Should I use a migration agent or a lawyer?
Both registered migration agents, and migration lawyers are trained to process visa applications. Migration lawyershowever, are also trained in general legal procedure, and therefore will have more tools at their disposal for solving a client’s migration matter. Lawyers are also bound by their own code of conduct, and face harsh sanctions where this is breached.
Do I need to use an advisor at all?
The visa application process in Australia enables anyone to complete and lodge their own application. And many individuals do this and succeed. However, migration law and policy is both complex and changing. Migration agents and migration lawyers deal with migration and visa issues on a daily basis and are able to see quickly, the issues relevant to an individual’s application.
Migration agents and lawyers can also advise the client on full range of visa options available to the client, as well as advise of any policy changes current or pending which may impact the client’s application. These matters will not always be apparent to the applicant working on their own.
What do I need to get a visa?
A range of visa options is available, each with their own requirements or primary criteria. Below are examples of some of those criteria:
Skilled Migrant visa applicants must be under 45 years of age, be tertiary qualified, and have good English.
Spouse visa applicants must demonstrate that they have a genuine and ongoing spousal relationship with their sponsoring spouse.
Student visa applicants must demonstrate that they are genuine students, in order to meet the primary criteria for that subclass. They must also be capable of supporting themselves financially while they are in Australia without resorting to employment.
Requirements will also vary according to an applicant’s country of origin and family ties, as well as the applicant’s intended length of stay in Australia.
It should be noted that criteria in all visa applications are strict. If the applicant knows they do not satisfy the criteria for a given visa subclass, they should not apply for that subclass, as there is no discretion for the decision-maker to make an exception.
What if my application is refused?

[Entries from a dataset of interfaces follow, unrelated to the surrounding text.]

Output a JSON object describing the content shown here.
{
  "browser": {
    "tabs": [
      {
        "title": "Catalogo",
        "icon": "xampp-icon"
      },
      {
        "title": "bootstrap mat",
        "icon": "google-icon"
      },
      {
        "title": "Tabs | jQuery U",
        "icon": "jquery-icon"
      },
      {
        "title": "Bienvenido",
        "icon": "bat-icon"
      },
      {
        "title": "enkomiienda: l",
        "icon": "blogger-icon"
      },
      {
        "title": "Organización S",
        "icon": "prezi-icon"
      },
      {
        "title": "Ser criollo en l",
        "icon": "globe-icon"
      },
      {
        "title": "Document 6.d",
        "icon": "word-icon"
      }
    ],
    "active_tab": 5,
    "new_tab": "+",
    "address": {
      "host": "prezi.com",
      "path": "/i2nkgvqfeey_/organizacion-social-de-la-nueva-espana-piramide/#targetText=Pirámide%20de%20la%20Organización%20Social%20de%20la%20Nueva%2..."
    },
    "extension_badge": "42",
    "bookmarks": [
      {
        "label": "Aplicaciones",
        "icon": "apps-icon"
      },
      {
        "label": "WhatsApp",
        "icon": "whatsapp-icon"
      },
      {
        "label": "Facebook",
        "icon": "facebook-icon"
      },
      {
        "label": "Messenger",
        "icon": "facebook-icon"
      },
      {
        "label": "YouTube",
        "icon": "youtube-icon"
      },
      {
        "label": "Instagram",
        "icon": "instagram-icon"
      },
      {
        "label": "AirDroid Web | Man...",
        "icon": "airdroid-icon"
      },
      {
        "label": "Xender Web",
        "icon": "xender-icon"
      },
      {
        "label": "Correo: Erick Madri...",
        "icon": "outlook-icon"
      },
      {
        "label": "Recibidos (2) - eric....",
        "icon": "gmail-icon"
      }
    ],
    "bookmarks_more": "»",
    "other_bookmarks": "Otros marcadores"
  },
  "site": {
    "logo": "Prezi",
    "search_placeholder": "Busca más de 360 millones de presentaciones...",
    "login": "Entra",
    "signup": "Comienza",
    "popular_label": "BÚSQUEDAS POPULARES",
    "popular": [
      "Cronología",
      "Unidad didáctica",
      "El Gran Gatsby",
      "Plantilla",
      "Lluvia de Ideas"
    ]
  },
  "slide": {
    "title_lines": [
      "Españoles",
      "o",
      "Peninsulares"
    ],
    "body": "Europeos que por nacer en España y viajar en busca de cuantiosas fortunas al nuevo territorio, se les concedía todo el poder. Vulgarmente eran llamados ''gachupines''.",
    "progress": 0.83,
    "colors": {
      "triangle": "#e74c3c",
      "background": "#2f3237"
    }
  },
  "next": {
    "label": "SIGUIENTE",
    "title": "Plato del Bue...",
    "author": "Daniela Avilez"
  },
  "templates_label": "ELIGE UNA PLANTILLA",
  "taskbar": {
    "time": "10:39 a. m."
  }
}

Where a visa application is refused by the Department of Immigration, there are some rights of appeal. Depending on the type of visa, the applicant may be able to have their application reviewed in the Administrative Appeals Tribunal (AAT). If the Tribunal allows the appeal, the applicant’s case is then remitted to the Department for further consideration. It should be noted that a positive finding by the Tribunal does not of itself mean the grant of the visa – it merely requires the Department to reconsider its original decision.
What are the limitations on my visa?
A visa will often have conditions attached to it. These may include restrictions on the right to work, to study, or to receive social security benefits. The visa-applicant must be sure they understand the conditions attached to their own visa. Where conditions are breached, the visa-holder may have their visarevoked, or worse, face deportation.
Will a visa give me citizenship in Australia?
Not of itself. A visa is only a right to enter and remain in Australia for a specified period. Some types of visa however, give the visa-holder permanent residency status in Australia. Provided certain criteria are met, a visa-holder with permanent residency may have the right to apply for citizenship in the future.
Can I extend my visa term once I’m in Australia?
Provided you don’t have a “No Further Stay” condition attached to your visa, you may be able to apply for a further visa to enable you to stay for a further period. While this second application is being considered, you may be granted a bridging visa enabling you to remain lawfully in Australia while this second application is being assessed. If however, this subsequent application is refused, you will have to leave Australia before a specified date.